Jillian’s emerald eyes narrowed, then seeing that broom coming closer and closer, called out Johnny Paul’s name once again, defiantly.

Just like that, a zip of wind rushed by Aunt Ginny.  Johnny Paul got past her somehow, got into the VW bus, and he and Jillian took off down the road, with Aunt Ginny still hollering and waving the broom after them.

Aunt Ginny spent the rest of the evening on the phone to the family who weren’t at the dinner table. She was too shocked to eat. Then, she got on the phone to Brother Holland. He put Johnny Paul on the phone prayer chain. Johnny Paul’s siblings all wondered what the outcome would be. Their brother had been kidnapped by a hussy in a hippie bus! What was the world coming to?

Several days later, Johnny Paul humbly went to Morty and asked for his job back. When Morty asked why, Johnny said it was very simple. He was a married man and he needed to support Jillian, his wife. The two had gone clear to Crestview, Florida and gotten married at her cousin’s church. Florida didn’t require a blood test, and her cousin knew the mayor, so getting it all done was pretty easy.

Morty, his better side appealed to, rehired Johnny Paul and offered his best wishes to the young couple. Johnny Paul, remembering Morty’s offer, picked out a bright blue Ford F-10 that had some miles on it, but would get him to and from work. Jillian would need her van after all, as a young matron.

This time, Johnny-Paul’s employment lasted about three months. Johnny gave proper notice this time, however, with the best of reasons for moving on. He was going to be a Daddy.

Jillian’s father had offered him a bank job (which he would manage to keep for a few years) and had let Jillian pick her choice of a two bedroom mobile home and a lot in the nicest trailer park in the county.

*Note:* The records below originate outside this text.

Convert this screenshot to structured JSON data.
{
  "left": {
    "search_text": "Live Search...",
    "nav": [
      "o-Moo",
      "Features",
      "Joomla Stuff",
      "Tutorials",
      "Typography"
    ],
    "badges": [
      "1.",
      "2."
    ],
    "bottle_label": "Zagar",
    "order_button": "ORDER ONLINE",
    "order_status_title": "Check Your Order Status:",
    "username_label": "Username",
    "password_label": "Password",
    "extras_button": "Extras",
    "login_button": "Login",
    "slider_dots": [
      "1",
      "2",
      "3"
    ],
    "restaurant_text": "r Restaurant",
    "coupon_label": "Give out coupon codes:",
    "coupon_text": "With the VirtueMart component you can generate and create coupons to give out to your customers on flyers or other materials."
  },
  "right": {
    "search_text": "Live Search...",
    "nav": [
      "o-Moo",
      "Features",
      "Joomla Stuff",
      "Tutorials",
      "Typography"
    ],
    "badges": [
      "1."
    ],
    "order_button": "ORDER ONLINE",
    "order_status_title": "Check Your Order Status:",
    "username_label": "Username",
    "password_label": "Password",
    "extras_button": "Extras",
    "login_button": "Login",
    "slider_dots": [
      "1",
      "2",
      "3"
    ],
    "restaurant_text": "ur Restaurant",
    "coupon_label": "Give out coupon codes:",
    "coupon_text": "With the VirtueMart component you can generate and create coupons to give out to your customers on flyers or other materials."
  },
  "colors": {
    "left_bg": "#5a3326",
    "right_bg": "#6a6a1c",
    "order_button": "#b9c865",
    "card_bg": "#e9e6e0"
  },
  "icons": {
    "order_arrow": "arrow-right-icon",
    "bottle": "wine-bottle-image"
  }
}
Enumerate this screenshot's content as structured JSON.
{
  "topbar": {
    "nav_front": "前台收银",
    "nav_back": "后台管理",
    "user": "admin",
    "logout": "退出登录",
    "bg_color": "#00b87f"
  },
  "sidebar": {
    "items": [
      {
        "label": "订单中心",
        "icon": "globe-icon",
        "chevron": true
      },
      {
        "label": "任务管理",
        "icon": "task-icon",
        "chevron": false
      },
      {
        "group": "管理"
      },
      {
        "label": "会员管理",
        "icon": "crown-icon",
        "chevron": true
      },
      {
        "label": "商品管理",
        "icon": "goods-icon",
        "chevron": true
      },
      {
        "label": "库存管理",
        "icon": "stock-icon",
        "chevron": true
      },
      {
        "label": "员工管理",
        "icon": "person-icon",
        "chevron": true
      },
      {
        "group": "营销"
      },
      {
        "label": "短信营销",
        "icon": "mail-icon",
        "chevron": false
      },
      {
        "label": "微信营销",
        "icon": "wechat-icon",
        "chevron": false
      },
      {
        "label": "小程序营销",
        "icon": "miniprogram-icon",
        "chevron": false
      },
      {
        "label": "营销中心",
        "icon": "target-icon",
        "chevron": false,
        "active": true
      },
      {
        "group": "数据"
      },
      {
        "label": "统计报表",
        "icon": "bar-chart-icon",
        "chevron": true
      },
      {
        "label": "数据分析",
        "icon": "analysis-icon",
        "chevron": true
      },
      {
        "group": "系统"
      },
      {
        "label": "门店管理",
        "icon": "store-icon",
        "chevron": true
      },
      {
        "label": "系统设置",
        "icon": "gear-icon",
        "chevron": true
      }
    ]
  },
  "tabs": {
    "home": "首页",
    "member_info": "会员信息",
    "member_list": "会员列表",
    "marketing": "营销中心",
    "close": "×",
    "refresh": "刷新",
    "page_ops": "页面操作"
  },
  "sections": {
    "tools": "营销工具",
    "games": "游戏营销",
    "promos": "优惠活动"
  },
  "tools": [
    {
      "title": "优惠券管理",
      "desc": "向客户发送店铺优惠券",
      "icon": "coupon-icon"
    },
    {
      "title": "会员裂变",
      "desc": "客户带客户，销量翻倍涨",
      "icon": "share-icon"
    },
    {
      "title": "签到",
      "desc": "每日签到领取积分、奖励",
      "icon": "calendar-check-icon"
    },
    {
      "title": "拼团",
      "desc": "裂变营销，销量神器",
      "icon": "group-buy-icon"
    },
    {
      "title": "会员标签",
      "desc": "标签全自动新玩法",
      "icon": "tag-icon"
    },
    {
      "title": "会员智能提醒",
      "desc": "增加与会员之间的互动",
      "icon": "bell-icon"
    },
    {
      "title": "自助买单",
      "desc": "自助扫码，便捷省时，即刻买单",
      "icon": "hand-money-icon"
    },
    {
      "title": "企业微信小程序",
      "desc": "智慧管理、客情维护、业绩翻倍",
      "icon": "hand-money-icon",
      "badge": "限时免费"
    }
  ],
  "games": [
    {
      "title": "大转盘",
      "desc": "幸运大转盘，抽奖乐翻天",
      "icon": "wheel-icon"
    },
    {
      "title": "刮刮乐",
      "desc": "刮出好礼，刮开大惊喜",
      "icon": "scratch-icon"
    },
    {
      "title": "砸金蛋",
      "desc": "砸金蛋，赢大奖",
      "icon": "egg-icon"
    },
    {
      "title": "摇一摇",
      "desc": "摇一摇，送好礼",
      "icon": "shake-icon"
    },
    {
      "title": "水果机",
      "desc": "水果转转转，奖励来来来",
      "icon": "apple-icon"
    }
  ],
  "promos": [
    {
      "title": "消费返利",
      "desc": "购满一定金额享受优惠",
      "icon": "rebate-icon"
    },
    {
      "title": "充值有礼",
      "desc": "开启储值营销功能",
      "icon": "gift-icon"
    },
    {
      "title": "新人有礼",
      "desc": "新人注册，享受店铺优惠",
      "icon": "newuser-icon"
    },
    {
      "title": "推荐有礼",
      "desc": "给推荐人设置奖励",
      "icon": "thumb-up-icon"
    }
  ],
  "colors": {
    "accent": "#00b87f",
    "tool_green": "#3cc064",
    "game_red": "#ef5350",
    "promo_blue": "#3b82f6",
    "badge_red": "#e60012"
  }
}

Aunt Ginny, despite her misgivings, finally came around and accepted Jillian. However, it rankled her from time to time that getting a new daughter in law came about because she’d been bested by a ‘hussy’ in a ‘hippie bus.’